Mike Duman didn’t have any opposition, but strong candidates ran against Charles Brown, Jeffrey Gardy and Charles Parr. Those three, especially, have been steadfast allies of Mayor Linda T. Johnson and have said they support the city manager wholeheartedly.

That’s not what a lot of voters wanted to hear. With the raise, school funding issues, a lack of transparency, rising fees, higher water and sewer rates and other hot-button issues at the top of their minds — even 22 months after the raise happened — voters made sure to turn up and vote against the incumbents.

Throughout the campaign, the incumbents made their case for the city’s progress. Suffolk is in better financial shape than it was in 2006, they noted.

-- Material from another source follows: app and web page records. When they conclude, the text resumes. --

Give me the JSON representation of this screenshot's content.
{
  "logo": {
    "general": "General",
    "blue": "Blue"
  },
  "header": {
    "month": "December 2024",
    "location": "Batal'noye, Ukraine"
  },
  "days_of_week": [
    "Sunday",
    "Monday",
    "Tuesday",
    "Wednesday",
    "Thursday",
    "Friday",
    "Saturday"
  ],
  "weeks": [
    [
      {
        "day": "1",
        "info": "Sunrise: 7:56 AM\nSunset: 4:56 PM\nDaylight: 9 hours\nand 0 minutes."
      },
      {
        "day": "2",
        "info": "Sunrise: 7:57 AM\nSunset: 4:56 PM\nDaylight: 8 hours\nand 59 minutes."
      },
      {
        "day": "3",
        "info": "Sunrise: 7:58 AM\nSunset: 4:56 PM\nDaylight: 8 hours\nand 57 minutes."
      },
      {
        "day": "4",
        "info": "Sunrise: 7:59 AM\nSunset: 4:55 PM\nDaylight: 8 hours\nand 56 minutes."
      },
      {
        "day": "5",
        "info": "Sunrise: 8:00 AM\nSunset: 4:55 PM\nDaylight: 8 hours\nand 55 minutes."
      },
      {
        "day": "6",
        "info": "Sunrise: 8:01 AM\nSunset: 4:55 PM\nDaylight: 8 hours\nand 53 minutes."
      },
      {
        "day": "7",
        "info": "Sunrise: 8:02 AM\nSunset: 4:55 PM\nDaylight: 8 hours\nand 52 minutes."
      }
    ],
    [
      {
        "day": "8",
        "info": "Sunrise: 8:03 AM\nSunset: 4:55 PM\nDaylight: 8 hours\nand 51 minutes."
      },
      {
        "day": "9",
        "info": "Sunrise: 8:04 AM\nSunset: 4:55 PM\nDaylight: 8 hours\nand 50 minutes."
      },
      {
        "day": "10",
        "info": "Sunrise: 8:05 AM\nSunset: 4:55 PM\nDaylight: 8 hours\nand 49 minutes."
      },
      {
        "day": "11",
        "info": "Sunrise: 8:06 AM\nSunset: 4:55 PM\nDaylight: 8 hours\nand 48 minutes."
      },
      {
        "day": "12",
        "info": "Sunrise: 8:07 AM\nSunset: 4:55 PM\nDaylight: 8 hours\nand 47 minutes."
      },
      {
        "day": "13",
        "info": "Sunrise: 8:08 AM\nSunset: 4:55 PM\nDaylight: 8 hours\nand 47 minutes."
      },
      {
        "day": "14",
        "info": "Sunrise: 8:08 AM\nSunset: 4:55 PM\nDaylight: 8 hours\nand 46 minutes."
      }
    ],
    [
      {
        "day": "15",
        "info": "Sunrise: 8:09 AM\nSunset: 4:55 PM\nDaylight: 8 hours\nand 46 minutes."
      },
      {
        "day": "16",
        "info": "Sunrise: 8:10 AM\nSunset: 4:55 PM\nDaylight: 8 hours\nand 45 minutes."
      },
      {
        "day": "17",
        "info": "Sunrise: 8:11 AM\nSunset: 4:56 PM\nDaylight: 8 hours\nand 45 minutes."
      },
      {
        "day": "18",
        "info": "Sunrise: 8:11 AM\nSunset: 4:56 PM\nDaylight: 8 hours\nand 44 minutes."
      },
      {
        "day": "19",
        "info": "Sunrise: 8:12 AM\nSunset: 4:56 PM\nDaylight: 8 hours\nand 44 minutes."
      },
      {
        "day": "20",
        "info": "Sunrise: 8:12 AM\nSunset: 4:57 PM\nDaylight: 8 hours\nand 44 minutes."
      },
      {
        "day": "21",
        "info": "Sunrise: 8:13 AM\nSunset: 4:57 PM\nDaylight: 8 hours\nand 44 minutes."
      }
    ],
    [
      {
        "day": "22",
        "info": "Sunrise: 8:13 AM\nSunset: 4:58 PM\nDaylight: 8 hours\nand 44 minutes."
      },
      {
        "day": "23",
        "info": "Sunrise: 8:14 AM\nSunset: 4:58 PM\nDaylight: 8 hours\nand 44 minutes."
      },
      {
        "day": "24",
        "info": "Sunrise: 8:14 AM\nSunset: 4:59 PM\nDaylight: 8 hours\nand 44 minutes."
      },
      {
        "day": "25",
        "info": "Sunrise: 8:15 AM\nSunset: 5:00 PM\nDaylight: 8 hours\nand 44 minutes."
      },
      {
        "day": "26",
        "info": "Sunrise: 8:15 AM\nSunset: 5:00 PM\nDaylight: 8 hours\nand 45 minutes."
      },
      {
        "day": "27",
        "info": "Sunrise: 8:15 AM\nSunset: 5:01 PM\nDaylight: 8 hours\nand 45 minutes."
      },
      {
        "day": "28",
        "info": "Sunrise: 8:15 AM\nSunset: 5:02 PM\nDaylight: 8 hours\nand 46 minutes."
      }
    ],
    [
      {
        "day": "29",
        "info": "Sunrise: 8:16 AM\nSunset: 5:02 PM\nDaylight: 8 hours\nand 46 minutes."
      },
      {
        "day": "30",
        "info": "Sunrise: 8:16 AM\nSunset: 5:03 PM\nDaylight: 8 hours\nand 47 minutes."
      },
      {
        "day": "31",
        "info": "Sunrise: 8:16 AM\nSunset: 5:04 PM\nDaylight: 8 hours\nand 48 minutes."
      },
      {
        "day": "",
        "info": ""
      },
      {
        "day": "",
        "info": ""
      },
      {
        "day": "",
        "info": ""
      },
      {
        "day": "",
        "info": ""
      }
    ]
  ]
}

Crime is down, jobs are up and capital improvements have sprouted up everywhere.

But many voters wondered about the hidden costs of all that progress, and they didn’t have to look much further than their children’s schools.

Teachers left in record numbers after last school year, many of them going to neighboring jurisdictions where they could get double-digit percent raises with just a little extra commuting time.

Parr has said the new council members will find that being on council is different than they thought it would be, and that would likely be true to an extent no matter what. But the very fact that the councilmen-elect, along with the rest of the citizens, don’t know the rationale behind much of what the current council has done is part of the problem.

Suffolk politics will be a much different world come January, when Leroy Bennett, Don Goldberg and Tim Johnson take office. Exactly what that world looks like remains to be seen.